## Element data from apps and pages
# # # #
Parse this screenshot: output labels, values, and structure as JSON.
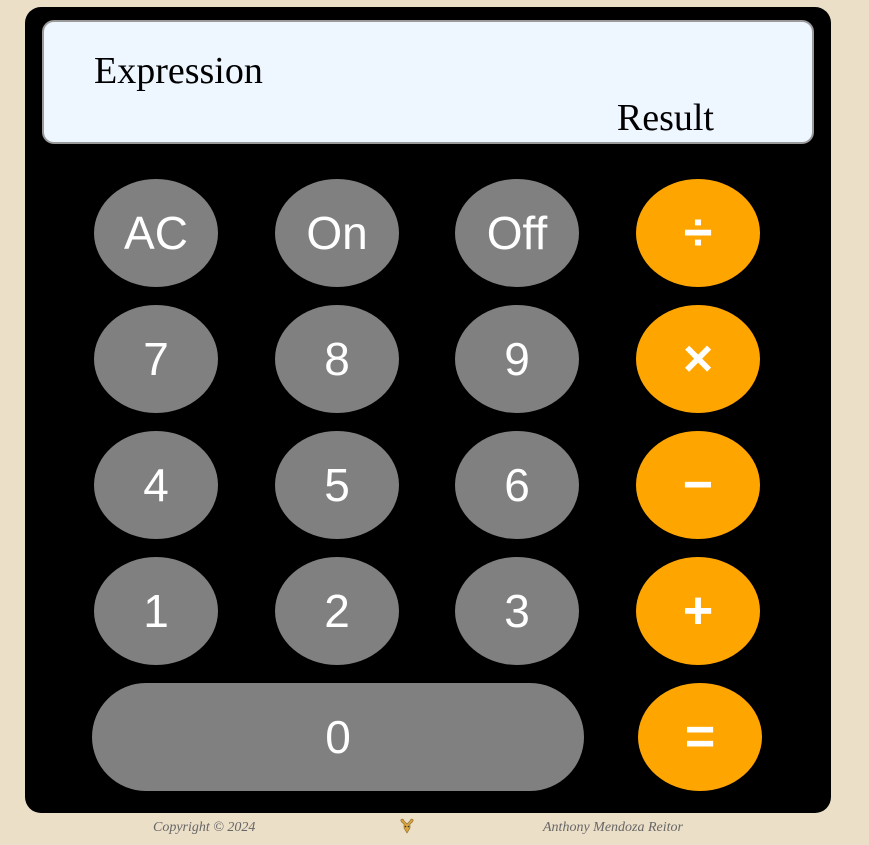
{
  "display": {
    "expression": "Expression",
    "result": "Result"
  },
  "keypad": {
    "ac": "AC",
    "on": "On",
    "off": "Off",
    "divide": "÷",
    "seven": "7",
    "eight": "8",
    "nine": "9",
    "multiply": "×",
    "four": "4",
    "five": "5",
    "six": "6",
    "subtract": "−",
    "one": "1",
    "two": "2",
    "three": "3",
    "add": "+",
    "zero": "0",
    "equals": "="
  },
  "footer": {
    "copyright": "Copyright © 2024",
    "author": "Anthony Mendoza Reitor",
    "logo_icon": "ram-head-logo-icon"
  },
  "colors": {
    "page_background": "#ecdfc8",
    "calculator_body": "#000000",
    "display_background": "#eef6ff",
    "number_key": "#808080",
    "operator_key": "#ffa500",
    "key_text": "#ffffff"
  }
}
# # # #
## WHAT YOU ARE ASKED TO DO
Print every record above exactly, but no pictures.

## ANSWER FOR THE TASK
Parse this screenshot: output labels, values, and structure as JSON.
{
  "display": {
    "expression": "Expression",
    "result": "Result"
  },
  "keypad": {
    "ac": "AC",
    "on": "On",
    "off": "Off",
    "divide": "÷",
    "seven": "7",
    "eight": "8",
    "nine": "9",
    "multiply": "×",
    "four": "4",
    "five": "5",
    "six": "6",
    "subtract": "−",
    "one": "1",
    "two": "2",
    "three": "3",
    "add": "+",
    "zero": "0",
    "equals": "="
  },
  "footer": {
    "copyright": "Copyright © 2024",
    "author": "Anthony Mendoza Reitor",
    "logo_icon": "ram-head-logo-icon"
  },
  "colors": {
    "page_background": "#ecdfc8",
    "calculator_body": "#000000",
    "display_background": "#eef6ff",
    "number_key": "#808080",
    "operator_key": "#ffa500",
    "key_text": "#ffffff"
  }
}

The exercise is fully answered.